*Directions*
Output each entry exactly; skip nothing.

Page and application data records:
· · · · · · ·

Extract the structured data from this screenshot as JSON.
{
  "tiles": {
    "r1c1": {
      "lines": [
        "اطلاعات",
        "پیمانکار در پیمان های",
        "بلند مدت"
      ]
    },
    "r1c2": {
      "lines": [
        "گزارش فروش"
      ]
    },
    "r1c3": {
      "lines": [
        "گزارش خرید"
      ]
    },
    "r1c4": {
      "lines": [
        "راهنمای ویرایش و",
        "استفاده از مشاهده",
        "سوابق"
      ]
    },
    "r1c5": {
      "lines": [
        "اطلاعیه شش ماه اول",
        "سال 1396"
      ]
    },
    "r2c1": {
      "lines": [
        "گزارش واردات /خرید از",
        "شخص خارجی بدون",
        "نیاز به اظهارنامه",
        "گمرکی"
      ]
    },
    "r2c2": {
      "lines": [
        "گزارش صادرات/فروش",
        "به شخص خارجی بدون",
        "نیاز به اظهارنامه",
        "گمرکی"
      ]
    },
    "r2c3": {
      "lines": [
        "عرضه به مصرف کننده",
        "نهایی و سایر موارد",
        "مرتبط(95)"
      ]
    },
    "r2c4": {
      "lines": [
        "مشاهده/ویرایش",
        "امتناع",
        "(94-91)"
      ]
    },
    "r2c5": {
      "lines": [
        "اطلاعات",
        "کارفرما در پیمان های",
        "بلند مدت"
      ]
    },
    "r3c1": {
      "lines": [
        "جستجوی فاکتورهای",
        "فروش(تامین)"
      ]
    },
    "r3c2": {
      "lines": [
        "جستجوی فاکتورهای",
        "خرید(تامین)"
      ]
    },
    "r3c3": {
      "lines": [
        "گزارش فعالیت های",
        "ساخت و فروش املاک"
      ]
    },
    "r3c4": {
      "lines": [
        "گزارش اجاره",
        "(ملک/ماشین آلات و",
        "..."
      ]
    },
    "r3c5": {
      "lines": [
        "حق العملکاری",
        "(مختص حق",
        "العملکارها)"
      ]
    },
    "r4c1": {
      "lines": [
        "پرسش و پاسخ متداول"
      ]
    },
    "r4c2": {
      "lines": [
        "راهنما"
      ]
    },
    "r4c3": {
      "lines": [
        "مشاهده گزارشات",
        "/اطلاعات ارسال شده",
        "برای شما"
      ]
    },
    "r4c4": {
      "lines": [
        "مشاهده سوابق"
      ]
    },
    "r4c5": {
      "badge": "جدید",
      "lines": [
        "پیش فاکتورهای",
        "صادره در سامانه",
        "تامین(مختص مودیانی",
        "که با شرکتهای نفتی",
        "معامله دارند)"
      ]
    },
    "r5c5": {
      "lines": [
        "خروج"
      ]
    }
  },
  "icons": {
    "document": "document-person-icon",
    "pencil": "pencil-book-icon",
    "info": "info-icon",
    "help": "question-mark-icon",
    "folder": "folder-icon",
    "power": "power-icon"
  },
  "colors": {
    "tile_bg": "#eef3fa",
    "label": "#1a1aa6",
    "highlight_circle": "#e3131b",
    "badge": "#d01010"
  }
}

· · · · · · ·

*Response to the exercise*
Extract the structured data from this screenshot as JSON.
{
  "tiles": {
    "r1c1": {
      "lines": [
        "اطلاعات",
        "پیمانکار در پیمان های",
        "بلند مدت"
      ]
    },
    "r1c2": {
      "lines": [
        "گزارش فروش"
      ]
    },
    "r1c3": {
      "lines": [
        "گزارش خرید"
      ]
    },
    "r1c4": {
      "lines": [
        "راهنمای ویرایش و",
        "استفاده از مشاهده",
        "سوابق"
      ]
    },
    "r1c5": {
      "lines": [
        "اطلاعیه شش ماه اول",
        "سال 1396"
      ]
    },
    "r2c1": {
      "lines": [
        "گزارش واردات /خرید از",
        "شخص خارجی بدون",
        "نیاز به اظهارنامه",
        "گمرکی"
      ]
    },
    "r2c2": {
      "lines": [
        "گزارش صادرات/فروش",
        "به شخص خارجی بدون",
        "نیاز به اظهارنامه",
        "گمرکی"
      ]
    },
    "r2c3": {
      "lines": [
        "عرضه به مصرف کننده",
        "نهایی و سایر موارد",
        "مرتبط(95)"
      ]
    },
    "r2c4": {
      "lines": [
        "مشاهده/ویرایش",
        "امتناع",
        "(94-91)"
      ]
    },
    "r2c5": {
      "lines": [
        "اطلاعات",
        "کارفرما در پیمان های",
        "بلند مدت"
      ]
    },
    "r3c1": {
      "lines": [
        "جستجوی فاکتورهای",
        "فروش(تامین)"
      ]
    },
    "r3c2": {
      "lines": [
        "جستجوی فاکتورهای",
        "خرید(تامین)"
      ]
    },
    "r3c3": {
      "lines": [
        "گزارش فعالیت های",
        "ساخت و فروش املاک"
      ]
    },
    "r3c4": {
      "lines": [
        "گزارش اجاره",
        "(ملک/ماشین آلات و",
        "..."
      ]
    },
    "r3c5": {
      "lines": [
        "حق العملکاری",
        "(مختص حق",
        "العملکارها)"
      ]
    },
    "r4c1": {
      "lines": [
        "پرسش و پاسخ متداول"
      ]
    },
    "r4c2": {
      "lines": [
        "راهنما"
      ]
    },
    "r4c3": {
      "lines": [
        "مشاهده گزارشات",
        "/اطلاعات ارسال شده",
        "برای شما"
      ]
    },
    "r4c4": {
      "lines": [
        "مشاهده سوابق"
      ]
    },
    "r4c5": {
      "badge": "جدید",
      "lines": [
        "پیش فاکتورهای",
        "صادره در سامانه",
        "تامین(مختص مودیانی",
        "که با شرکتهای نفتی",
        "معامله دارند)"
      ]
    },
    "r5c5": {
      "lines": [
        "خروج"
      ]
    }
  },
  "icons": {
    "document": "document-person-icon",
    "pencil": "pencil-book-icon",
    "info": "info-icon",
    "help": "question-mark-icon",
    "folder": "folder-icon",
    "power": "power-icon"
  },
  "colors": {
    "tile_bg": "#eef3fa",
    "label": "#1a1aa6",
    "highlight_circle": "#e3131b",
    "badge": "#d01010"
  }
}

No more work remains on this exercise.